▸ What the task asks
Those lines of the records that contain "JSON" are to be located and copied.

▸ Supplied information
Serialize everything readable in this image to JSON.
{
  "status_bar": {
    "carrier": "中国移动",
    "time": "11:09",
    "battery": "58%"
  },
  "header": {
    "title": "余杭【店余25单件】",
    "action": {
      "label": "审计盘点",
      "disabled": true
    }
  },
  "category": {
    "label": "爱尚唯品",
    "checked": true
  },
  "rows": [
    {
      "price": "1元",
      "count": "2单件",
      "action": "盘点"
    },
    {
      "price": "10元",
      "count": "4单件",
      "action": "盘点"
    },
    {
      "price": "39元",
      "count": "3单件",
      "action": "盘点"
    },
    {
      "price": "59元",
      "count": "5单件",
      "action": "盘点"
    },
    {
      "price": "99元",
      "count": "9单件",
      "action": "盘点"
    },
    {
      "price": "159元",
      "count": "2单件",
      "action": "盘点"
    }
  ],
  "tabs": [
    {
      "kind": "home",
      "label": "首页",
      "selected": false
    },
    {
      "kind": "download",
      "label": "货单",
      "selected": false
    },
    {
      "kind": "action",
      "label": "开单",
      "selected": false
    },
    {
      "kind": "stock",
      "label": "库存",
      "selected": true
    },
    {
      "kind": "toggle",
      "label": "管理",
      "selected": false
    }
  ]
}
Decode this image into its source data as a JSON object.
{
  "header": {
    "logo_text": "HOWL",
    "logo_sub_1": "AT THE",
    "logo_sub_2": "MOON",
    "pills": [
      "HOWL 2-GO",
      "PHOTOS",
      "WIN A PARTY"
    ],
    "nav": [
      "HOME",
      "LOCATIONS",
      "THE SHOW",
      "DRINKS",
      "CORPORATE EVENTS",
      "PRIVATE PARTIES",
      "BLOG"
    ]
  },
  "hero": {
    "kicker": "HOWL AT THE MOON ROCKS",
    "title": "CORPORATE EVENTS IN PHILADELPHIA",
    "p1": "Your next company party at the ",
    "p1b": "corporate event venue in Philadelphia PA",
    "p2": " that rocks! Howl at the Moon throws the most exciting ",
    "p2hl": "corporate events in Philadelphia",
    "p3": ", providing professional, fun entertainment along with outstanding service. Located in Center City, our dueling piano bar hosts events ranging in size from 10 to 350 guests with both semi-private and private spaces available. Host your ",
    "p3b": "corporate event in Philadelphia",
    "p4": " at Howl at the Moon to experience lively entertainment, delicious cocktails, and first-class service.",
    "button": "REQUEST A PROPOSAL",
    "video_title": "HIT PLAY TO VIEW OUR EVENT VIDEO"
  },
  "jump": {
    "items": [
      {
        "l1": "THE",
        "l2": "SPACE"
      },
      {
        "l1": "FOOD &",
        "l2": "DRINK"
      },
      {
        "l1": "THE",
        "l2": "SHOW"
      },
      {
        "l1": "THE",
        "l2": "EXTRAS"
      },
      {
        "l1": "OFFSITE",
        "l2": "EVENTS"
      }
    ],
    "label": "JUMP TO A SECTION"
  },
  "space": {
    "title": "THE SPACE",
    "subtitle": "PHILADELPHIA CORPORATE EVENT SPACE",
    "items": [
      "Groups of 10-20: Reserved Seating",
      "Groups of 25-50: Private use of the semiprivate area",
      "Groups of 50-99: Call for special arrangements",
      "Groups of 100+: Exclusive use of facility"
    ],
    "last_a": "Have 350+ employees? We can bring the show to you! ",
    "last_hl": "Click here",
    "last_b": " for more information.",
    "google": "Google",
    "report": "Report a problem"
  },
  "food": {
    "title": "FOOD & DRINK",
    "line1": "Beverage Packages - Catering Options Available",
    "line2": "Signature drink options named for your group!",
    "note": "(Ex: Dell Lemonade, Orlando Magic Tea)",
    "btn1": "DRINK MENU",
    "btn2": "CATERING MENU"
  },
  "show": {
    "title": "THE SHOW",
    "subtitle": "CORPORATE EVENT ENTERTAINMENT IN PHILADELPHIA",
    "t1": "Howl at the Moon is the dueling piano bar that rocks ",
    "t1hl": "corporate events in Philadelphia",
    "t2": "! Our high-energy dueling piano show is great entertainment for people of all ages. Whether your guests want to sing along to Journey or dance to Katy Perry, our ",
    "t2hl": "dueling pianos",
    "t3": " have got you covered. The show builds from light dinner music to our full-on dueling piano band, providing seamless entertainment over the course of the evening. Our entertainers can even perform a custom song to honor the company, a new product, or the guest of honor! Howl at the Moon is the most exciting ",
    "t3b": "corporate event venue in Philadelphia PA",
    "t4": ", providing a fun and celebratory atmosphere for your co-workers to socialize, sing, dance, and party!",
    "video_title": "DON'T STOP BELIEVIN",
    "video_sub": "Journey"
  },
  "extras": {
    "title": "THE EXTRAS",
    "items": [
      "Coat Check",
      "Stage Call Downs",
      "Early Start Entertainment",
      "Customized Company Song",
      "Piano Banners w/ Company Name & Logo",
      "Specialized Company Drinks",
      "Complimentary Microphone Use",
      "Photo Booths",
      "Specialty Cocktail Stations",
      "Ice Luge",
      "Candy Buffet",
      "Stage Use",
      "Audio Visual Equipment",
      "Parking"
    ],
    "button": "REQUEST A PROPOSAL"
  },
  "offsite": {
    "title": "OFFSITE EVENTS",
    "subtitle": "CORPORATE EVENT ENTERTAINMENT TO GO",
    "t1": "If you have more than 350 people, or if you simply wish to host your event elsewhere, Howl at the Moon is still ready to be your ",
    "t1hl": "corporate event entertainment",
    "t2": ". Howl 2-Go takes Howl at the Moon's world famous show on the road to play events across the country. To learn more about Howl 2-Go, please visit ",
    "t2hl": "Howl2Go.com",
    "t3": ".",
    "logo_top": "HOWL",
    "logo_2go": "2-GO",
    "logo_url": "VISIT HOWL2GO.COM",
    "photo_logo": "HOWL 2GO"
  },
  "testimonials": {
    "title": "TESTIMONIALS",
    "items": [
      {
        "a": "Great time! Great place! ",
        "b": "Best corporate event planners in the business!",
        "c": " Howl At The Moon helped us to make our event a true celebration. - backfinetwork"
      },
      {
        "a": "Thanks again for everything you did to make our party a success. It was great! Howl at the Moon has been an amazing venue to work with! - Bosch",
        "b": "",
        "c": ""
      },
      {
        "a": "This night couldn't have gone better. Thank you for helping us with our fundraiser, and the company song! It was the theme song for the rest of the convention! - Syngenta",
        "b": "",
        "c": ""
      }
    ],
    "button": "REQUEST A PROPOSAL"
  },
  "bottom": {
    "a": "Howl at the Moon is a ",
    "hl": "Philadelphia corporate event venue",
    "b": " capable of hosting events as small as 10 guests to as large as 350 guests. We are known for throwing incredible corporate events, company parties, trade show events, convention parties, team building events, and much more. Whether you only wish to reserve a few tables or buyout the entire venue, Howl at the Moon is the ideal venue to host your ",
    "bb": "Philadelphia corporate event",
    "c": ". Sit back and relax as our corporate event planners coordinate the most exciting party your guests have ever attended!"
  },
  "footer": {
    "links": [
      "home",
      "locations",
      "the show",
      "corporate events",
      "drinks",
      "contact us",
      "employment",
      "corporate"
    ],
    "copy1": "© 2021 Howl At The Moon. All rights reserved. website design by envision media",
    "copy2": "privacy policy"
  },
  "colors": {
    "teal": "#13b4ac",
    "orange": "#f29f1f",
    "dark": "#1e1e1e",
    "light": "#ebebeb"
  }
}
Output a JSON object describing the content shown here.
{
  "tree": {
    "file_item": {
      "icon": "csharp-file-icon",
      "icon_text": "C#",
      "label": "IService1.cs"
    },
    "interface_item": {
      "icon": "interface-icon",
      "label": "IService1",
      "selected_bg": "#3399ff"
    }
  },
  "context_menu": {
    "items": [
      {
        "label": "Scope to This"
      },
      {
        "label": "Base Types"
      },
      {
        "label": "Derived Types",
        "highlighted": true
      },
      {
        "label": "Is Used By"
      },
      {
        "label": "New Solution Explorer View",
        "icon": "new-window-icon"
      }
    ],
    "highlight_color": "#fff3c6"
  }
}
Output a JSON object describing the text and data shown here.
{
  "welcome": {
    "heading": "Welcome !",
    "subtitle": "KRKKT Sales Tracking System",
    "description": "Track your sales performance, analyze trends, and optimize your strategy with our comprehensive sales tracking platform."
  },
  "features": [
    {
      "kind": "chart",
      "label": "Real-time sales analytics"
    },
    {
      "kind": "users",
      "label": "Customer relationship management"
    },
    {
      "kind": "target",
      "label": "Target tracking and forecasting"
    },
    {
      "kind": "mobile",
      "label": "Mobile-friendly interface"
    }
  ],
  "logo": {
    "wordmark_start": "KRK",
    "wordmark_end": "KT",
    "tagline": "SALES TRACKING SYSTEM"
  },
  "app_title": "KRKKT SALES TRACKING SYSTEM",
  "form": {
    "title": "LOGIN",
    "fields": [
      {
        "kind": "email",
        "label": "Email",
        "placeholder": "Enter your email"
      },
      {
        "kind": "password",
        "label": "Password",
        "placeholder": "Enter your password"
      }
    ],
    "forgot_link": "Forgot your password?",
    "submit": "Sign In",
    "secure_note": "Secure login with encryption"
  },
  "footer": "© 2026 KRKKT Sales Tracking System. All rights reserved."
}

▸ Response area
Serialize everything readable in this image to JSON.
Decode this image into its source data as a JSON object.
Output a JSON object describing the content shown here.
Output a JSON object describing the text and data shown here.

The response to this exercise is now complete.